From the publisher: Lizzie Benson slid into her job as a librarian without a traditional degree. But this gives her a vantage point from which to practice her other calling: she is a fake shrink. For years, she has tended to her God-haunted mother and her recovering addict brother. They have both stabilized for the moment, but Lizzie has little chance to spend her new free time with husband and son before her old mentor, Sylvia Liller, makes a proposal. She’s become famous for her prescient podcast, Hell and High Water, and wants to hire Lizzie to answer the mail she receives: from left-wingers worried about climate change and right wingers worried about the decline of western civilization.
As Lizzie dives into this polarized world, she begins to wonder what it means to keep tending your own garden once you’ve seen the flames beyond its walls. When her brother becomes a father and Sylvia a recluse, Lizzie is forced to address the limits of her own experience—but still she tries to save everyone, using everything she’s learned about empathy and despair, conscience and collusion, from her years of wandering the library stacks… And all the while the voices of the city keep floating in—funny, disturbing, and increasingly mad.
I read Jenny Offill’s latest novel, Weather, for the first time in one sitting last winter. The novel is incantatory, and I felt totally under its spell. Like Offill’s 2014 novel Dept. of Speculation, which directly preceded this one, Weather is told in a weave of short narrative segments that, delicately arranged, create the weather of the novel itself.

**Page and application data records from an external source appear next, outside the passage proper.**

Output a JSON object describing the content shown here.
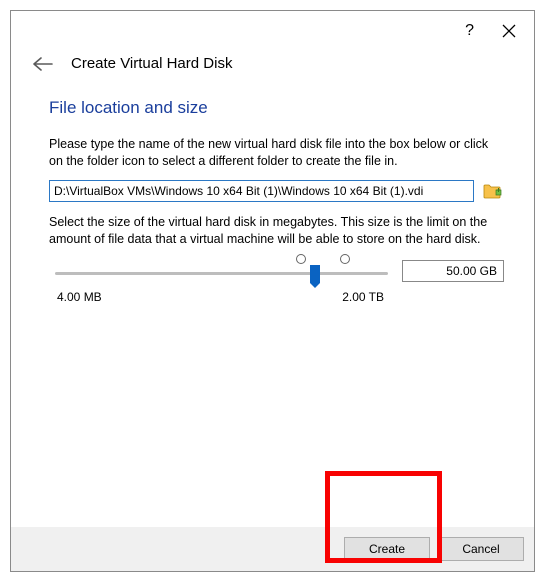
{
  "header": {
    "title": "Create Virtual Hard Disk"
  },
  "section": {
    "title": "File location and size"
  },
  "instructions": {
    "file_location": "Please type the name of the new virtual hard disk file into the box below or click on the folder icon to select a different folder to create the file in.",
    "file_size": "Select the size of the virtual hard disk in megabytes. This size is the limit on the amount of file data that a virtual machine will be able to store on the hard disk."
  },
  "file_path": {
    "value": "D:\\VirtualBox VMs\\Windows 10 x64 Bit (1)\\Windows 10 x64 Bit (1).vdi"
  },
  "slider": {
    "min_label": "4.00 MB",
    "max_label": "2.00 TB",
    "size_value": "50.00 GB"
  },
  "buttons": {
    "create": "Create",
    "cancel": "Cancel"
  }
}
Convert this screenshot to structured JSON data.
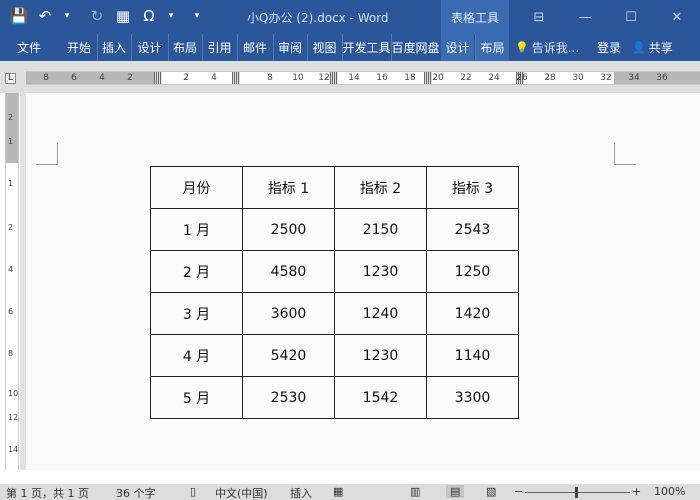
{
  "title_bar": {
    "doc_title": "小Q办公 (2).docx - Word",
    "context_group": "表格工具",
    "icons": [
      "save-icon",
      "undo-icon",
      "redo-icon",
      "format-painter-icon",
      "symbol-icon",
      "customize-qat-icon"
    ],
    "undo_glyph": "↶",
    "redo_glyph": "↻",
    "symbol_glyph": "Ω",
    "dropdown_glyph": "▾",
    "save_glyph": "💾",
    "fmt_glyph": "▦",
    "window_controls": [
      "⊟",
      "—",
      "☐",
      "✕"
    ]
  },
  "ribbon": {
    "tabs": [
      "文件",
      "开始",
      "插入",
      "设计",
      "布局",
      "引用",
      "邮件",
      "审阅",
      "视图",
      "开发工具",
      "百度网盘",
      "设计",
      "布局"
    ],
    "tell_me_icon": "💡",
    "tell_me": "告诉我...",
    "login": "登录",
    "share_icon": "👤",
    "share": "共享"
  },
  "ruler": {
    "corner": "L",
    "h_numbers": [
      "8",
      "6",
      "4",
      "2",
      "2",
      "4",
      "8",
      "10",
      "12",
      "14",
      "16",
      "18",
      "20",
      "22",
      "24",
      "26",
      "28",
      "30",
      "32",
      "34",
      "36"
    ],
    "v_numbers": [
      "2",
      "1",
      "1",
      "2",
      "4",
      "6",
      "8",
      "10",
      "12",
      "14"
    ]
  },
  "table": {
    "header": [
      "月份",
      "指标 1",
      "指标 2",
      "指标 3"
    ],
    "rows": [
      [
        "1 月",
        "2500",
        "2150",
        "2543"
      ],
      [
        "2 月",
        "4580",
        "1230",
        "1250"
      ],
      [
        "3 月",
        "3600",
        "1240",
        "1420"
      ],
      [
        "4 月",
        "5420",
        "1230",
        "1140"
      ],
      [
        "5 月",
        "2530",
        "1542",
        "3300"
      ]
    ]
  },
  "status_bar": {
    "page": "第 1 页，共 1 页",
    "words": "36 个字",
    "language": "中文(中国)",
    "mode": "插入",
    "zoom_minus": "−",
    "zoom_plus": "+",
    "zoom": "100%"
  }
}
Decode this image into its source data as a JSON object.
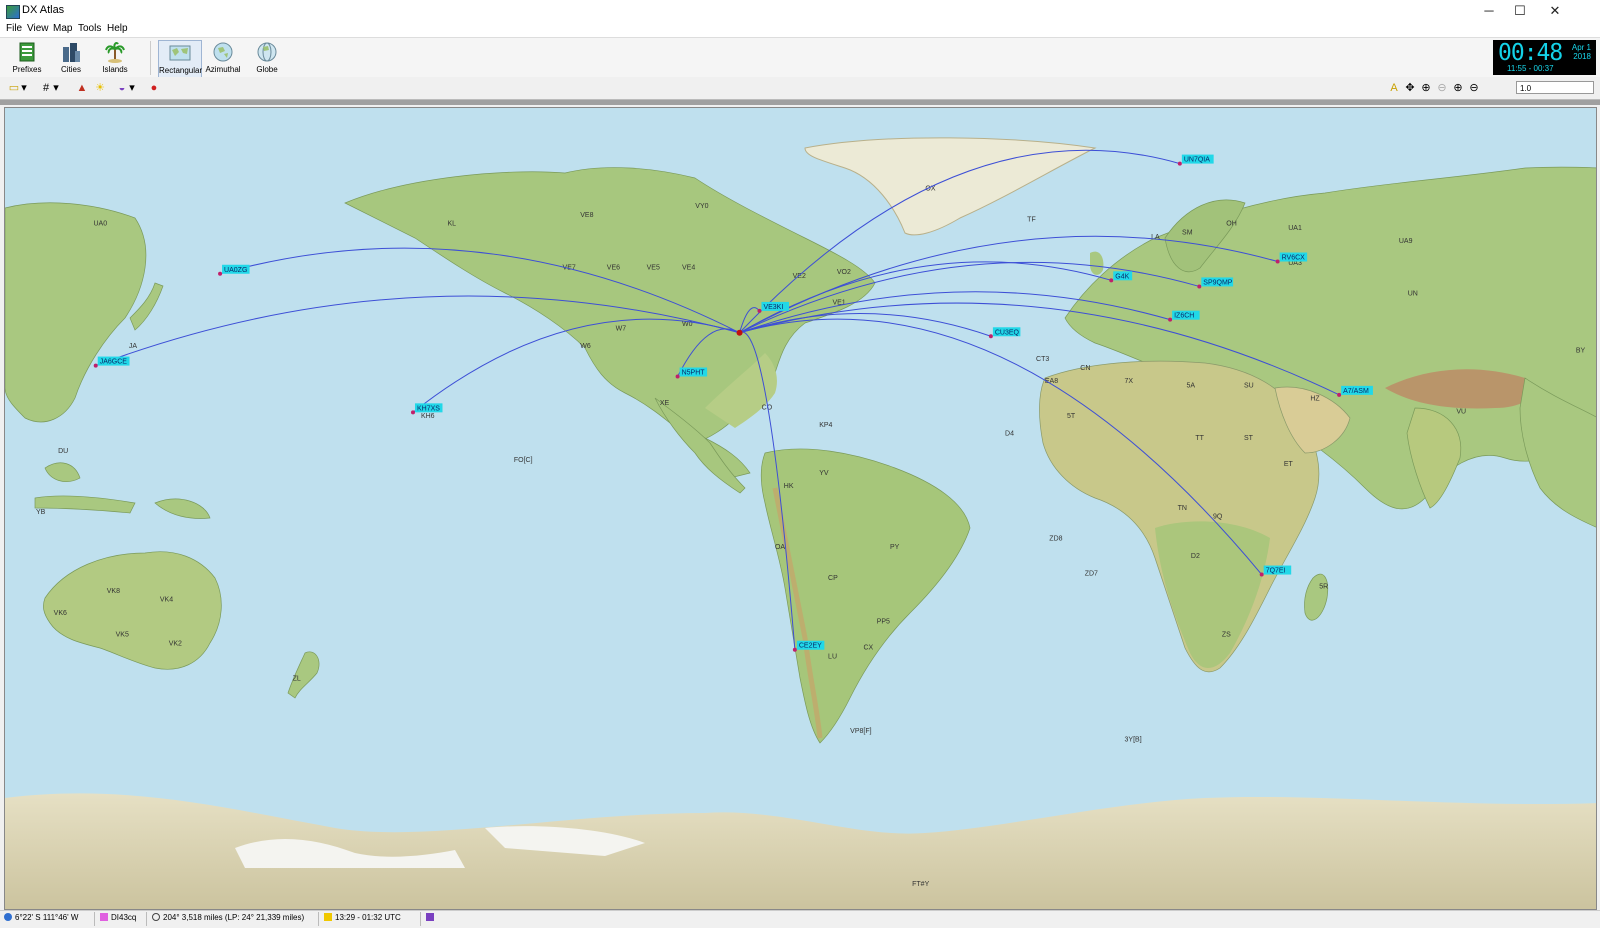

Weather is nearly present-day, and the political climate present throughout the book only just predates the one we’re living now. Lizzie, Weather’s protagonist and narrator, works in a library at the university that houses the graduate program she dropped out of. One of her mentors asks her to field questions in the inbox of her doomy climate change podcast: at the same time Lizzie raises her son, helps her brother through his drug addiction, and struggles in her marriage.
Lizzie wonders, receiving the questions of doomsday preppers across political backgrounds for the podcast, how to answer the questions of strangers when it seems there are multiple truths to everything.
One inbox question reads, “What is the difference between a disaster and an emergency?” Somewhere in this question, Weather locates itself. Is this the tornado warning or the tornado watch? When everything feels alarming, when do we sound the alarm? Offill doesn’t answer the questions the book poses, necessarily, but elaborates on the questions themselves as deep as they go. If I had to describe Offill’s narrative style, I’d say reading her work feels like slowly pulling threads apart from a large string and trying to put the string back together.
If you need to sit and stare at what you might be thinking already, yet can’t sort through, this book is one to pick up. (At the risk of bringing up the Covid-19 pandemic, it’s incredible to me that this book came out before the pandemic began.) Offill distills questions I didn’t know I had—putting into words things that had only before been felt, unsaid. The segmented quality of the book lets readers mull over multiple things at once, spinning many plates in the air and letting none of them topple, even though we feel they could at any second.
Weather is available for checkout from the Galesburg Public Library.